10 Confusing Word pairs that seem like synonyms but actually aren’t

Nov 14, 2016 | Language

English language, with its vast vocabulary and peculiar nuances, can play with your head at times and cause confusion. In this article, we look at some of the most commonly confused words and help you understand how to use them correctly.

Is the weather good? Or should it be climate?

Is she jealous of her? Or is she envious?

Am I disinterested in the subject? Or am I uninterested?

For a lot of us who speak English, especially non-native speakers, such word dilemmas are quite common. Some word pairs look alike (affect vs effect), some sound alike (loose vs lose) and some seem to be synonyms (jealous vs envious); yet, they all have different meanings and are quite often used incorrectly, sometimes with embarrassing consequences. Also, those of us who rely heavily on spell checkers and grammar checking software, won’t get much help from them in such cases of misused words. It is, therefore, a good idea to take the rough path and understand the differences between these seemingly interchangeable words. In this article, we will help you understand some of the commonly confused word pairs that cause people problems.

Commonly confused words that are widely misused

Commonly Confused Words: Regardless vs Irregardless

1 Regardless vs Irregardless

An easy one to start off with. Regardless means ‘despite’ or ‘in spite of’ while Irregardless, unlike what many people think, is not a word!

Difference between Weather and Climate

2 Weather vs Climate

Weather refers to a short-term variation in atmospheric condition. Climate, on the other hand, refers to weather conditions over a long period.  The key thing to remember is the difference in the time horizon- Weather is short-term and climate is long-term.

Difference between Sex and Gender

3 Sex vs Gender

This is one of the most misused word pairs. Sex refers to the biological or physical attributes that distinguish males from females. Gender, though, refers to the physiological and behavioral features that are attributed to masculinity and femininity by society. So, while your sex is defined from the time you were conceived, your gender may be defined over time as you begin to understand yourself.

Often confused words: Envy vs Jealous

4 Envy vs Jealousy

This is another highly confused and misused word pair. Envy is what you feel when you want something that someone else has but you don’t have. Jealousy, though, is used in an opposite context. Jealousy is what you feel when you are worried that someone will take what you have. So, while you can be envious of the world’s richest man, there’s no reason for you to be jealous of him (Unless, of course, he smiles at your girlfriend!).

Difference between Disinterested and Uninterested

5 Disinterested vs Uninterested

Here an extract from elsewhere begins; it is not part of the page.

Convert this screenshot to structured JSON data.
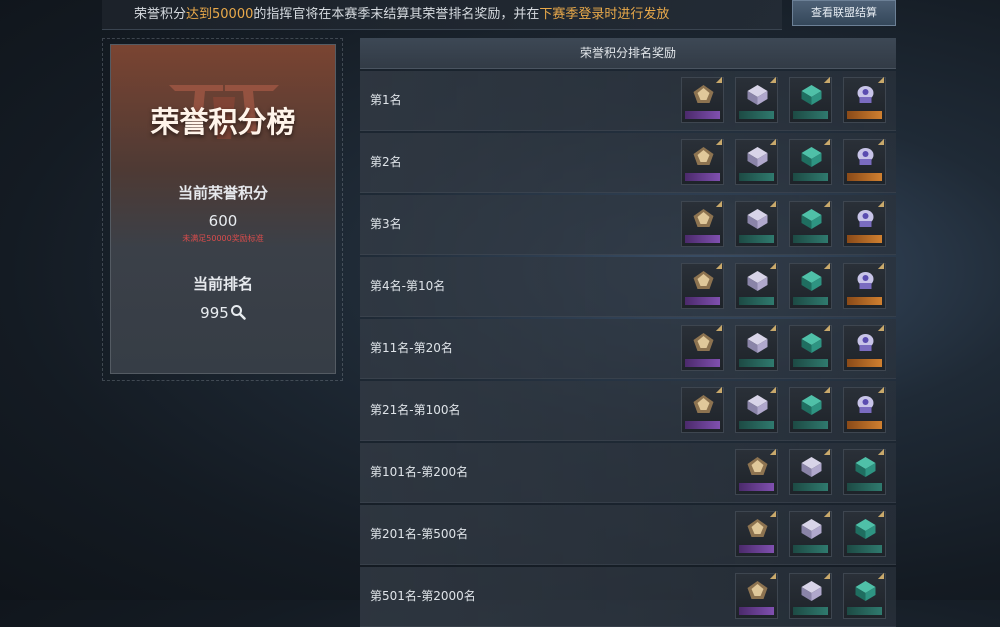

While both words seem to indicate a lack of interest, that’s not true. Disinterested means unbiased or not influenced by considerations of personal advantage. For example, bankers are expected to give you disinterested advice. Uninterested, on the other hand, means not interested in or bored by something. For example, Ayesha was uninterested in Economics.

Difference between Non-flammable and Inflammable

6 Non-flammable vs Inflammable

The prefix ‘in-‘ is quite often used in English to indicate ‘not’ or ‘the opposite of’ such as in insane and insipid. However, that’s not always the case as evidenced in this word pair. Non-flammable, as the name suggests, means not catching fire easily or fireproof. Inflammable, however, means the same as flammable i.e. easily set on fire! If you are ever confused between the two, just use the one which sounds most like not (non-flammable) if you want to convey that something is fireproof.

Difference between Redundant and Repetitive

8 Redundant vs Repetitive

These two words are again confused quite often and used interchangeably, especially in the corporate world. However, they have quite different meanings. Redundant indicates that something is not needed or is unnecessary or expendable. For example, in the phrase “free gift”, free is redundant since gifts are, by definition, free. Repetitive, however, means containing repetition or occurring repeatedly. In some cases, it is possible that repetitive things may be redundant as well if the repetition is unnecessary.

Difference between Infer and Imply

9 Infer vs Imply

Infer means to deduce or draw conclusions based on evidence and reasoning. For example, inferences made from scientific lab experiments. Imply means to hint or suggest something indirectly rather than explicitly saying it- like implying that someone is wrong. To better understand the difference, consider these 2 sentences: [1] The President implied in his speech that he isn’t a racist. [2] I inferred from the President’s speech that he isn’t a racist (from a listener’s perspective).

Difference between Amuse and Bemuse

10 Amuse vs Bemuse

Amuse means to find something funny or to entertain someone by a humorous action. For example, being amused by a stand-up comedian. Bemuse, however, means to be confused or puzzled. For example, being bemused by a crossword puzzle. The confusion in the 2 words is probably due to the root word ‘muse’, which, incidentally, means something completely different- to think or reflect deeply over something.